• [EXERCISE]
Go through the listing beneath this task and return every line that carries the string "размещения".

• [MATERIAL FOR THE TASK]
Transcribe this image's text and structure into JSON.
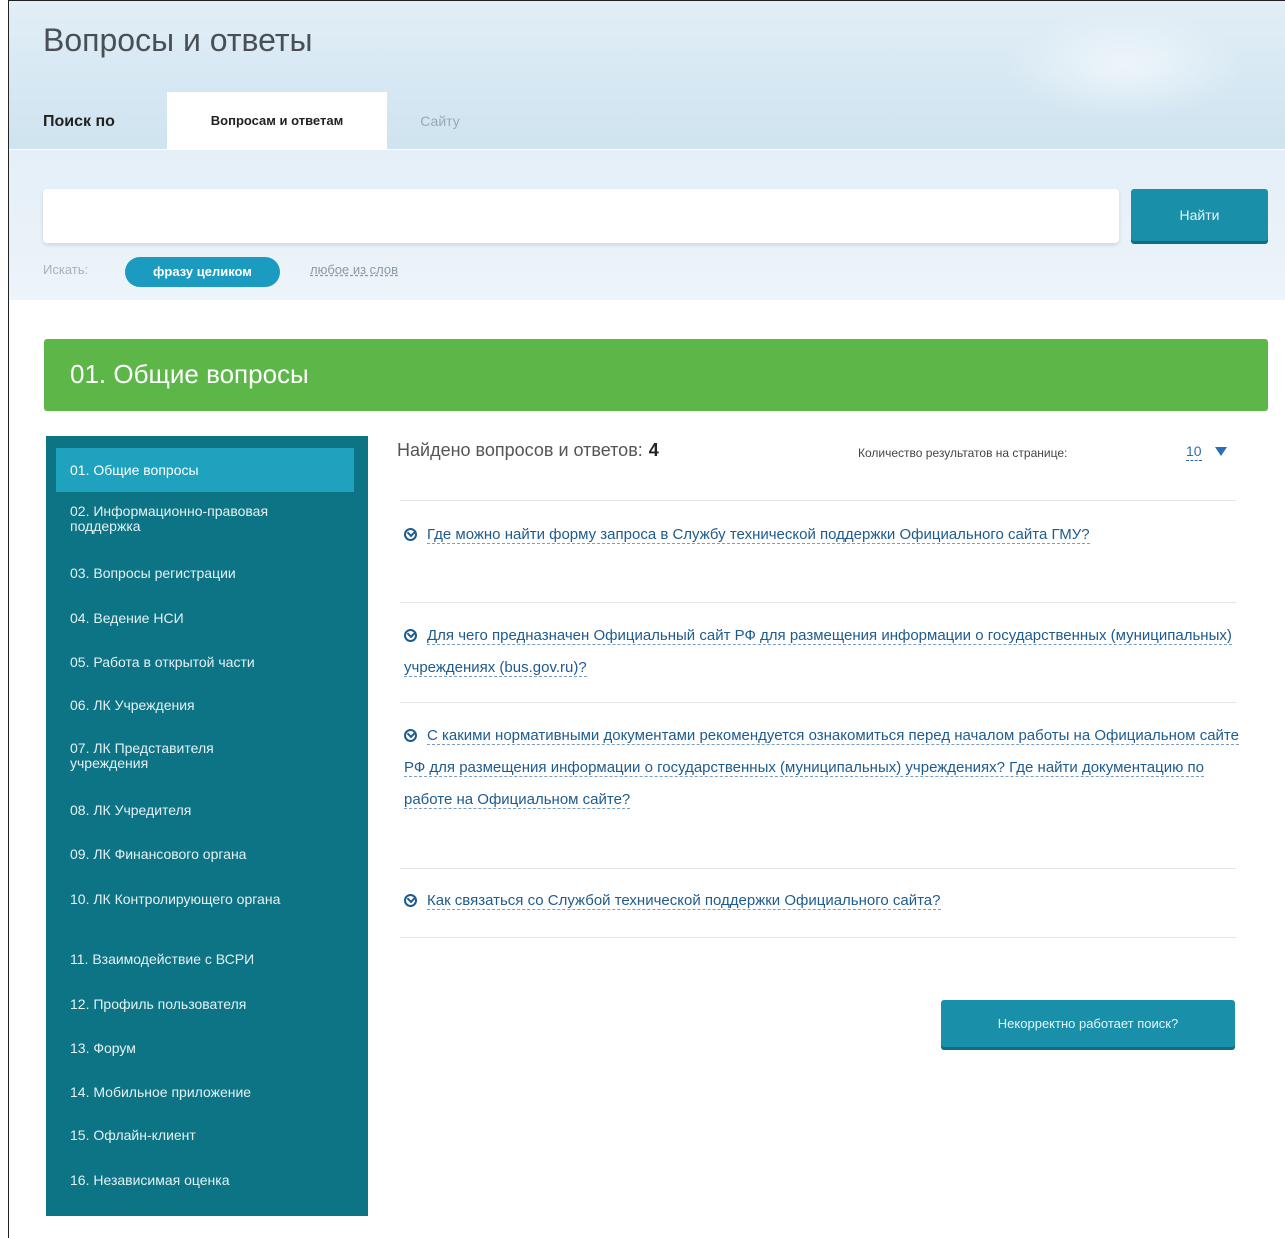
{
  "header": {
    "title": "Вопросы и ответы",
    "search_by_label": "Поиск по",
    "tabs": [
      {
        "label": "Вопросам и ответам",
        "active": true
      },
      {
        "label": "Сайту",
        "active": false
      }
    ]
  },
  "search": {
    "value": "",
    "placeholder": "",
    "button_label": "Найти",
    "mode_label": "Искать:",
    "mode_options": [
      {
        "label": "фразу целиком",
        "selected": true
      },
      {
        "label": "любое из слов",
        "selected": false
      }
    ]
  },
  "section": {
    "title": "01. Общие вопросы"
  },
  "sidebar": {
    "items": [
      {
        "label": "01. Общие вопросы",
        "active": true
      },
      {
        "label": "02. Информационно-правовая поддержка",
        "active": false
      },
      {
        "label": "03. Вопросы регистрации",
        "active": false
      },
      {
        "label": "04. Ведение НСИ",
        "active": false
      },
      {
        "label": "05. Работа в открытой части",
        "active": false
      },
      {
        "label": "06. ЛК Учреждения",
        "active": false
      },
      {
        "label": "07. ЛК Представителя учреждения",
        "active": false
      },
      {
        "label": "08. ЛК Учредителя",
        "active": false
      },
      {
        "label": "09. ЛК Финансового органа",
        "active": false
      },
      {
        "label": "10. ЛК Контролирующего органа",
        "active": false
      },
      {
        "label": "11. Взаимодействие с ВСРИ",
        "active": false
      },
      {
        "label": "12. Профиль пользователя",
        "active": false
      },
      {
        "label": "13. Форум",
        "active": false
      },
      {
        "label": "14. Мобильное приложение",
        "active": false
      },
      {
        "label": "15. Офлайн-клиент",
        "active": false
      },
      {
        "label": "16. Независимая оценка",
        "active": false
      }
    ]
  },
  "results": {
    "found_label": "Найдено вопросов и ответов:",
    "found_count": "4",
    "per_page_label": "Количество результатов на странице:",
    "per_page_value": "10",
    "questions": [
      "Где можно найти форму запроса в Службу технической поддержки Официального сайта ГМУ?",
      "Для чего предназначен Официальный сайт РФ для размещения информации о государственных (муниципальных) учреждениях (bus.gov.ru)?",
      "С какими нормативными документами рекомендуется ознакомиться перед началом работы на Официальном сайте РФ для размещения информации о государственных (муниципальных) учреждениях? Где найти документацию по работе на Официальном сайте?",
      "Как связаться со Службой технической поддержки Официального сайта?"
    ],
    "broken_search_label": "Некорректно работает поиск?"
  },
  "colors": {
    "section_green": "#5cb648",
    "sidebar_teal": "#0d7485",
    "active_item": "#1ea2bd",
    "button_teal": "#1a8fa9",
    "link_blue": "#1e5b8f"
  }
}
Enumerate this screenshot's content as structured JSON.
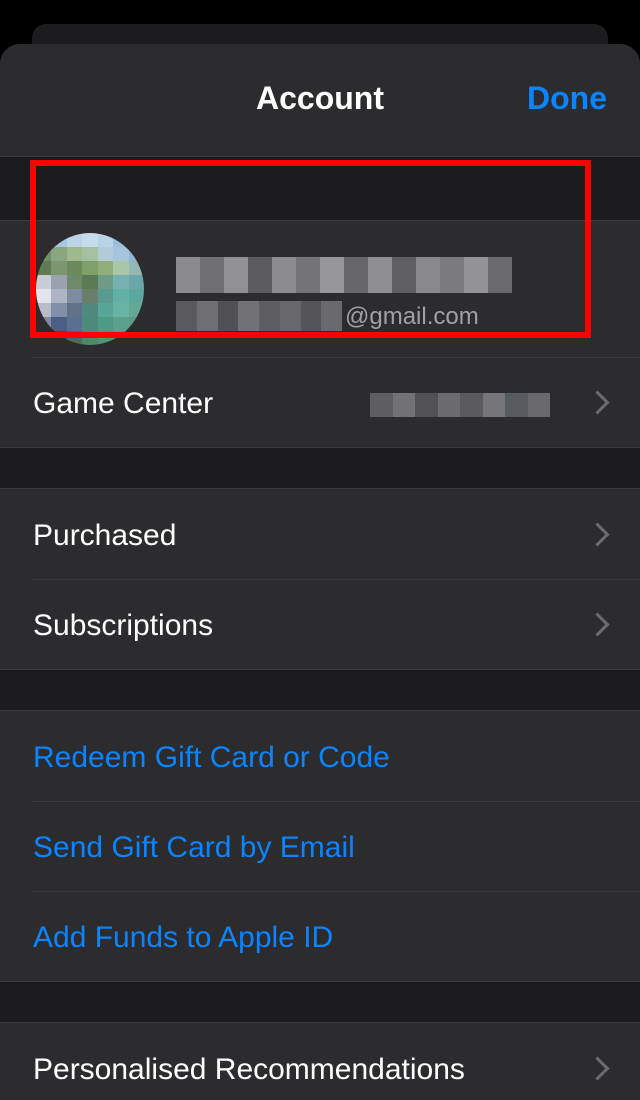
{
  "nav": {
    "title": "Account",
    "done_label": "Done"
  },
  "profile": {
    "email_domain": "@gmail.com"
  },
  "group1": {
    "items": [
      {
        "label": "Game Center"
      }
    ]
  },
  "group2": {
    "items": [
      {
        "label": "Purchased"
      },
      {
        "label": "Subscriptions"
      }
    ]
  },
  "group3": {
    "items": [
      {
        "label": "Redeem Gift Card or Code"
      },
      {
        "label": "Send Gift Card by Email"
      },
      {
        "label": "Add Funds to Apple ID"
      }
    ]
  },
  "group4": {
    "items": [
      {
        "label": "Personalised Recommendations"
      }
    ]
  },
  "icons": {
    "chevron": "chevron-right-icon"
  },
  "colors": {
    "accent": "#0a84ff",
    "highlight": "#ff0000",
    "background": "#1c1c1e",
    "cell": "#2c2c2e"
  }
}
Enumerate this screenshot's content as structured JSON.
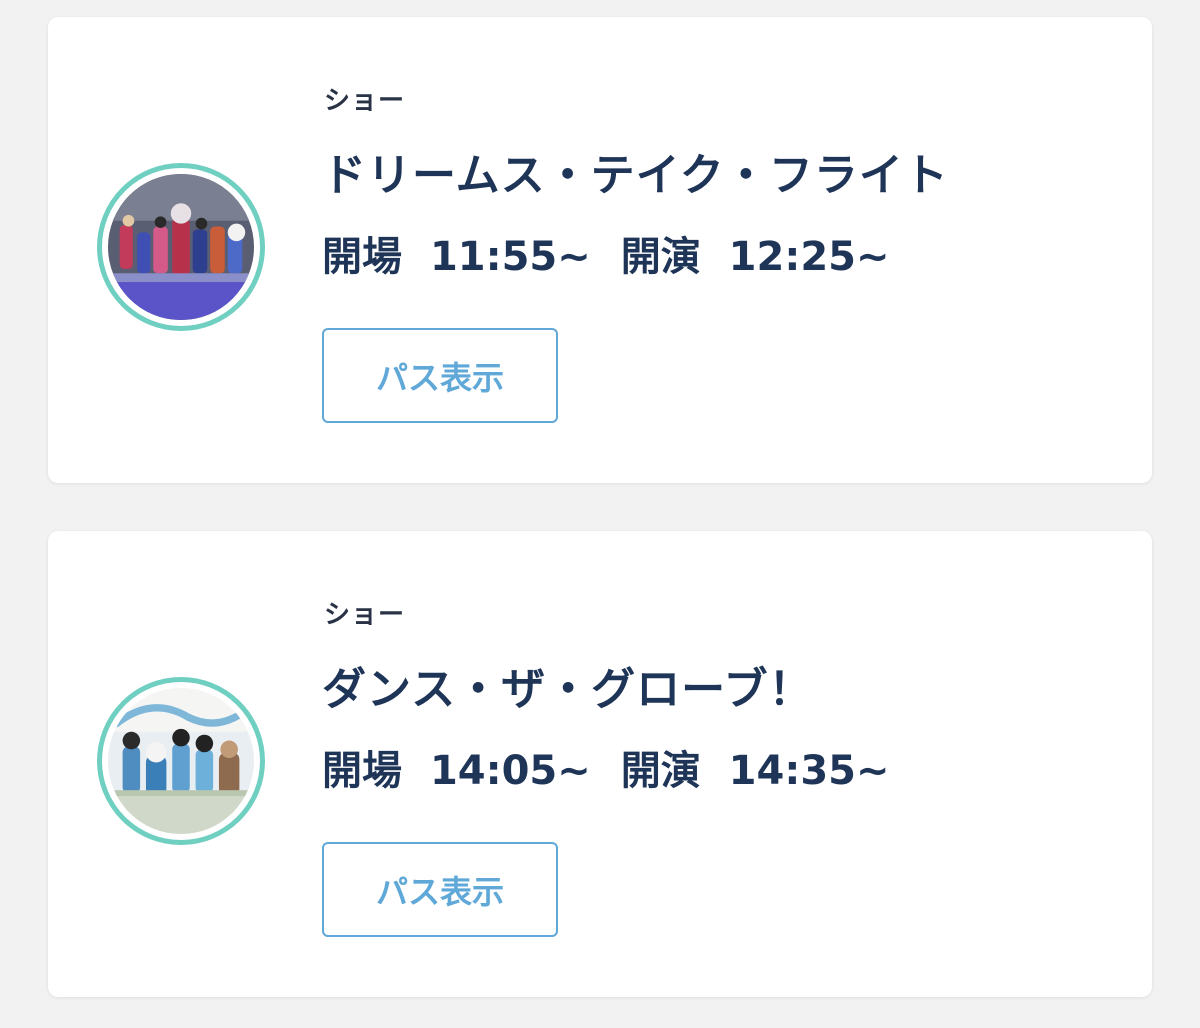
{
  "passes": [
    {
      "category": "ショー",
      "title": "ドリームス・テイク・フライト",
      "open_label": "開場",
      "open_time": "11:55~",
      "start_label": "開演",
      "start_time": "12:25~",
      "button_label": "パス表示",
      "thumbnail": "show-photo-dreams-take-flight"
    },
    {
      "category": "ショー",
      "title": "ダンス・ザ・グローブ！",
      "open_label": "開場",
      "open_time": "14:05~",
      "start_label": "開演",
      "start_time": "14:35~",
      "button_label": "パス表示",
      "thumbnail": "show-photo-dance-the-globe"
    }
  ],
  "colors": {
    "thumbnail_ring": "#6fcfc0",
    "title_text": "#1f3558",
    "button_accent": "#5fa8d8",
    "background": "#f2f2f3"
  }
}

• [RESPONSE BELOW]
      "Для чего предназначен Официальный сайт РФ для размещения информации о государственных (муниципальных) учреждениях (bus.gov.ru)?",
      "С какими нормативными документами рекомендуется ознакомиться перед началом работы на Официальном сайте РФ для размещения информации о государственных (муниципальных) учреждениях? Где найти документацию по работе на Официальном сайте?",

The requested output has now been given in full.